(Stored entries)
▬▬▬▬▬▬

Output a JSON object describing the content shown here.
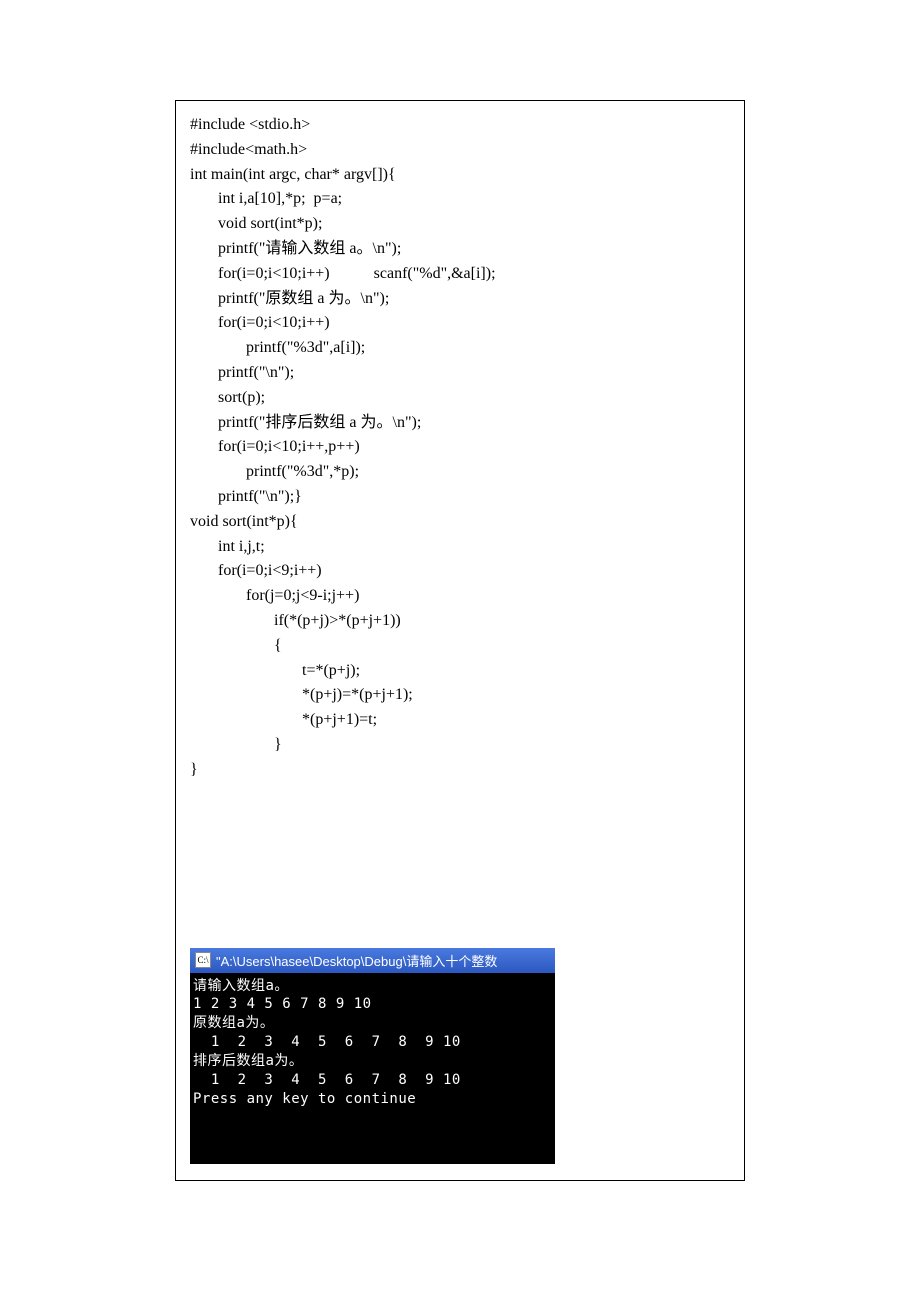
{
  "code": {
    "lines": [
      "#include <stdio.h>",
      "#include<math.h>",
      "int main(int argc, char* argv[]){",
      "       int i,a[10],*p;  p=a;",
      "       void sort(int*p);",
      "       printf(\"请输入数组 a。\\n\");",
      "       for(i=0;i<10;i++)           scanf(\"%d\",&a[i]);",
      "       printf(\"原数组 a 为。\\n\");",
      "       for(i=0;i<10;i++)",
      "              printf(\"%3d\",a[i]);",
      "       printf(\"\\n\");",
      "       sort(p);",
      "       printf(\"排序后数组 a 为。\\n\");",
      "       for(i=0;i<10;i++,p++)",
      "              printf(\"%3d\",*p);",
      "       printf(\"\\n\");}",
      "void sort(int*p){",
      "       int i,j,t;",
      "       for(i=0;i<9;i++)",
      "              for(j=0;j<9-i;j++)",
      "                     if(*(p+j)>*(p+j+1))",
      "                     {",
      "                            t=*(p+j);",
      "                            *(p+j)=*(p+j+1);",
      "                            *(p+j+1)=t;",
      "                     }",
      "}"
    ]
  },
  "console": {
    "icon": "C:\\",
    "path": "\"A:\\Users\\hasee\\Desktop\\Debug\\请输入十个整数",
    "output": "请输入数组a。\n1 2 3 4 5 6 7 8 9 10\n原数组a为。\n  1  2  3  4  5  6  7  8  9 10\n排序后数组a为。\n  1  2  3  4  5  6  7  8  9 10\nPress any key to continue"
  }
}
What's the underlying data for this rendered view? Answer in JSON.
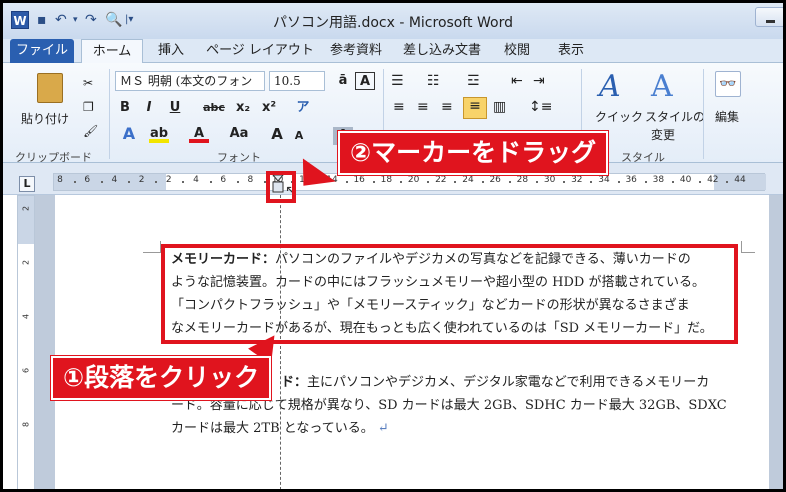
{
  "window": {
    "app_icon": "W",
    "title": "パソコン用語.docx - Microsoft Word",
    "quick_access": [
      "save-icon",
      "undo-icon",
      "redo-icon",
      "print-preview-icon",
      "customize-icon"
    ]
  },
  "tabs": [
    "ファイル",
    "ホーム",
    "挿入",
    "ページ レイアウト",
    "参考資料",
    "差し込み文書",
    "校閲",
    "表示"
  ],
  "ribbon": {
    "clipboard": {
      "paste_label": "貼り付け",
      "group_label": "クリップボード"
    },
    "font": {
      "font_name": "ＭＳ 明朝 (本文のフォン",
      "font_size": "10.5",
      "group_label": "フォント",
      "bold": "B",
      "italic": "I",
      "underline": "U",
      "strike": "abc",
      "subscript": "x₂",
      "superscript": "x²",
      "font_color": "A",
      "change_case": "Aa",
      "grow": "A",
      "shrink": "A"
    },
    "styles": {
      "quick_style_label": "クイック",
      "quick_style_label2": "スタイル",
      "change_style_label": "スタイルの",
      "change_style_label2": "変更",
      "group_label": "スタイル"
    },
    "editing": {
      "label": "編集"
    }
  },
  "ruler": {
    "tab_selector": "L",
    "ticks": [
      "8",
      "6",
      "4",
      "2",
      "2",
      "4",
      "6",
      "8",
      "10",
      "12",
      "14",
      "16",
      "18",
      "20",
      "22",
      "24",
      "26",
      "28",
      "30",
      "32",
      "34",
      "36",
      "38",
      "40",
      "42",
      "44"
    ],
    "vertical_ticks": [
      "2",
      "2",
      "4",
      "6",
      "8"
    ]
  },
  "document": {
    "p1": {
      "bold_term": "メモリーカード：",
      "lines": [
        "パソコンのファイルやデジカメの写真などを記録できる、薄いカードの",
        "ような記憶装置。カードの中にはフラッシュメモリーや超小型の HDD が搭載されている。",
        "「コンパクトフラッシュ」や「メモリースティック」などカードの形状が異なるさまざま",
        "なメモリーカードがあるが、現在もっとも広く使われているのは「SD メモリーカード」だ。"
      ]
    },
    "p2": {
      "bold_term": "ド：",
      "lines": [
        "主にパソコンやデジカメ、デジタル家電などで利用できるメモリーカ",
        "ード。容量に応じて規格が異なり、SD カードは最大 2GB、SDHC カード最大 32GB、SDXC",
        "カードは最大 2TB となっている。"
      ],
      "paragraph_mark": "↵"
    }
  },
  "callouts": {
    "drag": "②マーカーをドラッグ",
    "click": "①段落をクリック"
  },
  "colors": {
    "accent": "#e0141e",
    "file_tab": "#2a5fb0"
  }
}
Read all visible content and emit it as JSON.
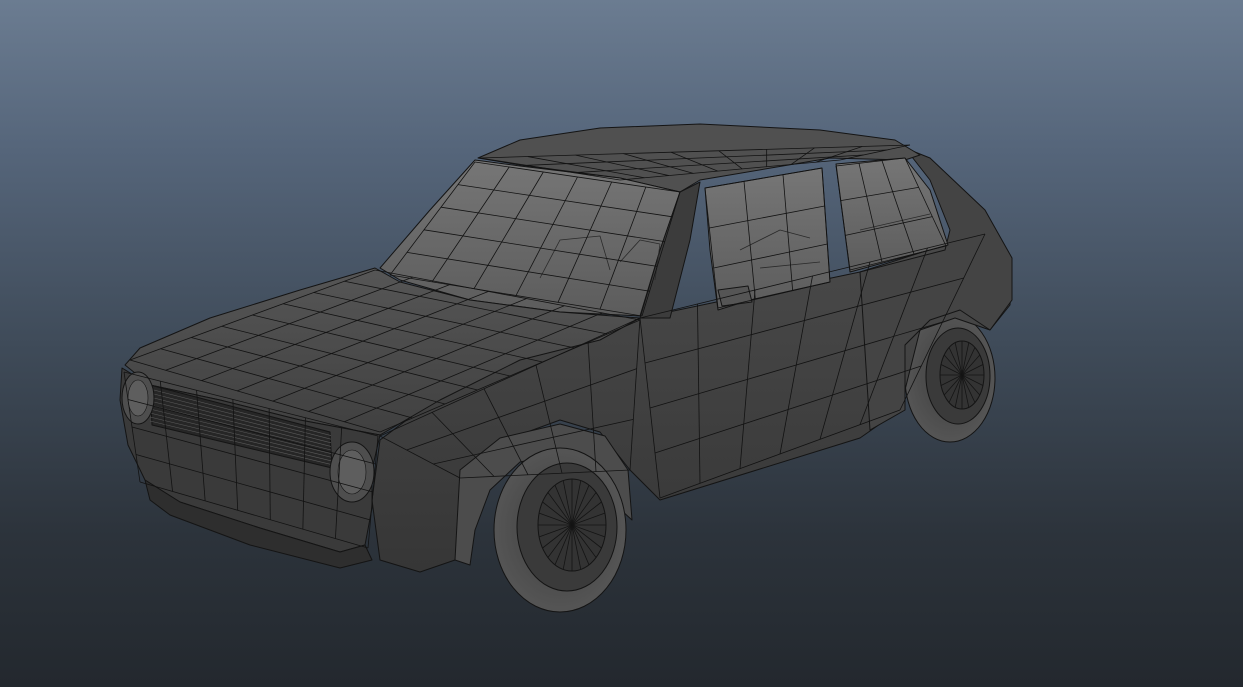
{
  "viewport": {
    "background_top": "#6b7c91",
    "background_bottom": "#23282e"
  },
  "model": {
    "subject": "car",
    "display_mode": "shaded-with-wireframe",
    "shade_color": "#474747",
    "shade_light_color": "#585858",
    "shade_dark_color": "#2e2e2e",
    "glass_color": "#6b6b6b",
    "wire_color": "#121212"
  }
}
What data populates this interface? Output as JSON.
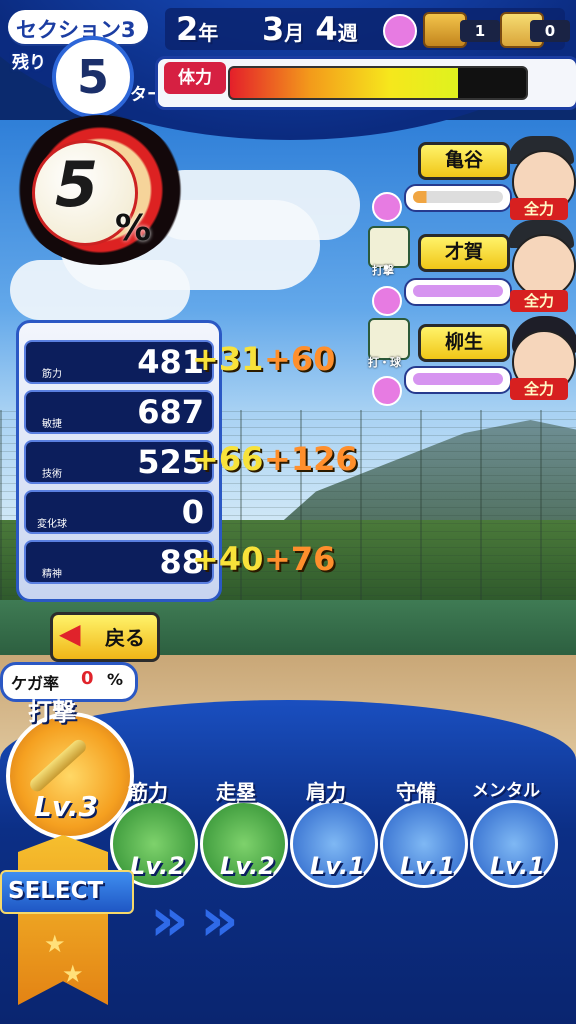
{
  "header": {
    "section_label": "セクション3",
    "remaining_label": "残り",
    "turns_left": "5",
    "turn_unit": "ターン",
    "year": "2",
    "year_unit": "年",
    "month": "3",
    "month_unit": "月",
    "week": "4",
    "week_unit": "週",
    "chest_gold_count": "1",
    "chest_silver_count": "0",
    "stamina_label": "体力",
    "stamina_level": 0.77
  },
  "chance": {
    "value": "5",
    "unit": "%"
  },
  "teammates": [
    {
      "name": "亀谷",
      "skill_caption": "",
      "status": "全力"
    },
    {
      "name": "才賀",
      "skill_caption": "打撃",
      "status": "全力"
    },
    {
      "name": "柳生",
      "skill_caption": "打・球",
      "status": "全力"
    }
  ],
  "stats": [
    {
      "icon": "dumbbell-icon",
      "caption": "筋力",
      "value": "481",
      "bonus1": "+31",
      "bonus2": "+60"
    },
    {
      "icon": "shoe-icon",
      "caption": "敏捷",
      "value": "687",
      "bonus1": "",
      "bonus2": ""
    },
    {
      "icon": "bat-icon",
      "caption": "技術",
      "value": "525",
      "bonus1": "+66",
      "bonus2": "+126"
    },
    {
      "icon": "pitch-icon",
      "caption": "変化球",
      "value": "0",
      "bonus1": "",
      "bonus2": ""
    },
    {
      "icon": "spirit-icon",
      "caption": "精神",
      "value": "88",
      "bonus1": "+40",
      "bonus2": "+76"
    }
  ],
  "back_button": {
    "label": "戻る"
  },
  "injury": {
    "label": "ケガ率",
    "value": "0",
    "unit": "%"
  },
  "practice": {
    "selected": {
      "title": "打撃",
      "level": "Lv.3"
    },
    "options": [
      {
        "title": "筋力",
        "level": "Lv.2",
        "icon": "dumbbell-icon"
      },
      {
        "title": "走塁",
        "level": "Lv.2",
        "icon": "base-icon"
      },
      {
        "title": "肩力",
        "level": "Lv.1",
        "icon": "ball-icon"
      },
      {
        "title": "守備",
        "level": "Lv.1",
        "icon": "glove-icon"
      },
      {
        "title": "メンタル",
        "level": "Lv.1",
        "icon": "sparkle-icon"
      }
    ],
    "select_label": "SELECT"
  },
  "colors": {
    "accent": "#1b3da2",
    "stamina_start": "#e4202a",
    "stamina_end": "#dff21e",
    "bonus1": "#f8e23a",
    "bonus2": "#ff8f2c"
  }
}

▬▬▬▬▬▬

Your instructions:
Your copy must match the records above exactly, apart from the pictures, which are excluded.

Result below:
Output a JSON object describing the content shown here.
{
  "code": {
    "lines": [
      "#include <stdio.h>",
      "#include<math.h>",
      "int main(int argc, char* argv[]){",
      "       int i,a[10],*p;  p=a;",
      "       void sort(int*p);",
      "       printf(\"请输入数组 a。\\n\");",
      "       for(i=0;i<10;i++)           scanf(\"%d\",&a[i]);",
      "       printf(\"原数组 a 为。\\n\");",
      "       for(i=0;i<10;i++)",
      "              printf(\"%3d\",a[i]);",
      "       printf(\"\\n\");",
      "       sort(p);",
      "       printf(\"排序后数组 a 为。\\n\");",
      "       for(i=0;i<10;i++,p++)",
      "              printf(\"%3d\",*p);",
      "       printf(\"\\n\");}",
      "void sort(int*p){",
      "       int i,j,t;",
      "       for(i=0;i<9;i++)",
      "              for(j=0;j<9-i;j++)",
      "                     if(*(p+j)>*(p+j+1))",
      "                     {",
      "                            t=*(p+j);",
      "                            *(p+j)=*(p+j+1);",
      "                            *(p+j+1)=t;",
      "                     }",
      "}"
    ]
  },
  "console": {
    "icon": "C:\\",
    "path": "\"A:\\Users\\hasee\\Desktop\\Debug\\请输入十个整数",
    "output": "请输入数组a。\n1 2 3 4 5 6 7 8 9 10\n原数组a为。\n  1  2  3  4  5  6  7  8  9 10\n排序后数组a为。\n  1  2  3  4  5  6  7  8  9 10\nPress any key to continue"
  }
}
What's the underlying data for this rendered view? Answer in JSON.
{
  "window": {
    "app_icon": "W",
    "title": "パソコン用語.docx - Microsoft Word",
    "quick_access": [
      "save-icon",
      "undo-icon",
      "redo-icon",
      "print-preview-icon",
      "customize-icon"
    ]
  },
  "tabs": [
    "ファイル",
    "ホーム",
    "挿入",
    "ページ レイアウト",
    "参考資料",
    "差し込み文書",
    "校閲",
    "表示"
  ],
  "ribbon": {
    "clipboard": {
      "paste_label": "貼り付け",
      "group_label": "クリップボード"
    },
    "font": {
      "font_name": "ＭＳ 明朝 (本文のフォン",
      "font_size": "10.5",
      "group_label": "フォント",
      "bold": "B",
      "italic": "I",
      "underline": "U",
      "strike": "abc",
      "subscript": "x₂",
      "superscript": "x²",
      "font_color": "A",
      "change_case": "Aa",
      "grow": "A",
      "shrink": "A"
    },
    "styles": {
      "quick_style_label": "クイック",
      "quick_style_label2": "スタイル",
      "change_style_label": "スタイルの",
      "change_style_label2": "変更",
      "group_label": "スタイル"
    },
    "editing": {
      "label": "編集"
    }
  },
  "ruler": {
    "tab_selector": "L",
    "ticks": [
      "8",
      "6",
      "4",
      "2",
      "2",
      "4",
      "6",
      "8",
      "10",
      "12",
      "14",
      "16",
      "18",
      "20",
      "22",
      "24",
      "26",
      "28",
      "30",
      "32",
      "34",
      "36",
      "38",
      "40",
      "42",
      "44"
    ],
    "vertical_ticks": [
      "2",
      "2",
      "4",
      "6",
      "8"
    ]
  },
  "document": {
    "p1": {
      "bold_term": "メモリーカード：",
      "lines": [
        "パソコンのファイルやデジカメの写真などを記録できる、薄いカードの",
        "ような記憶装置。カードの中にはフラッシュメモリーや超小型の HDD が搭載されている。",
        "「コンパクトフラッシュ」や「メモリースティック」などカードの形状が異なるさまざま",
        "なメモリーカードがあるが、現在もっとも広く使われているのは「SD メモリーカード」だ。"
      ]
    },
    "p2": {
      "bold_term": "ド：",
      "lines": [
        "主にパソコンやデジカメ、デジタル家電などで利用できるメモリーカ",
        "ード。容量に応じて規格が異なり、SD カードは最大 2GB、SDHC カード最大 32GB、SDXC",
        "カードは最大 2TB となっている。"
      ],
      "paragraph_mark": "↵"
    }
  },
  "callouts": {
    "drag": "②マーカーをドラッグ",
    "click": "①段落をクリック"
  },
  "colors": {
    "accent": "#e0141e",
    "file_tab": "#2a5fb0"
  }
}
Read all visible content and emit it as JSON.
{
  "viewport": {
    "background_top": "#6b7c91",
    "background_bottom": "#23282e"
  },
  "model": {
    "subject": "car",
    "display_mode": "shaded-with-wireframe",
    "shade_color": "#474747",
    "shade_light_color": "#585858",
    "shade_dark_color": "#2e2e2e",
    "glass_color": "#6b6b6b",
    "wire_color": "#121212"
  }
}
What data populates this interface? Output as JSON.
{
  "header": {
    "section_label": "セクション3",
    "remaining_label": "残り",
    "turns_left": "5",
    "turn_unit": "ターン",
    "year": "2",
    "year_unit": "年",
    "month": "3",
    "month_unit": "月",
    "week": "4",
    "week_unit": "週",
    "chest_gold_count": "1",
    "chest_silver_count": "0",
    "stamina_label": "体力",
    "stamina_level": 0.77
  },
  "chance": {
    "value": "5",
    "unit": "%"
  },
  "teammates": [
    {
      "name": "亀谷",
      "skill_caption": "",
      "status": "全力"
    },
    {
      "name": "才賀",
      "skill_caption": "打撃",
      "status": "全力"
    },
    {
      "name": "柳生",
      "skill_caption": "打・球",
      "status": "全力"
    }
  ],
  "stats": [
    {
      "icon": "dumbbell-icon",
      "caption": "筋力",
      "value": "481",
      "bonus1": "+31",
      "bonus2": "+60"
    },
    {
      "icon": "shoe-icon",
      "caption": "敏捷",
      "value": "687",
      "bonus1": "",
      "bonus2": ""
    },
    {
      "icon": "bat-icon",
      "caption": "技術",
      "value": "525",
      "bonus1": "+66",
      "bonus2": "+126"
    },
    {
      "icon": "pitch-icon",
      "caption": "変化球",
      "value": "0",
      "bonus1": "",
      "bonus2": ""
    },
    {
      "icon": "spirit-icon",
      "caption": "精神",
      "value": "88",
      "bonus1": "+40",
      "bonus2": "+76"
    }
  ],
  "back_button": {
    "label": "戻る"
  },
  "injury": {
    "label": "ケガ率",
    "value": "0",
    "unit": "%"
  },
  "practice": {
    "selected": {
      "title": "打撃",
      "level": "Lv.3"
    },
    "options": [
      {
        "title": "筋力",
        "level": "Lv.2",
        "icon": "dumbbell-icon"
      },
      {
        "title": "走塁",
        "level": "Lv.2",
        "icon": "base-icon"
      },
      {
        "title": "肩力",
        "level": "Lv.1",
        "icon": "ball-icon"
      },
      {
        "title": "守備",
        "level": "Lv.1",
        "icon": "glove-icon"
      },
      {
        "title": "メンタル",
        "level": "Lv.1",
        "icon": "sparkle-icon"
      }
    ],
    "select_label": "SELECT"
  },
  "colors": {
    "accent": "#1b3da2",
    "stamina_start": "#e4202a",
    "stamina_end": "#dff21e",
    "bonus1": "#f8e23a",
    "bonus2": "#ff8f2c"
  }
}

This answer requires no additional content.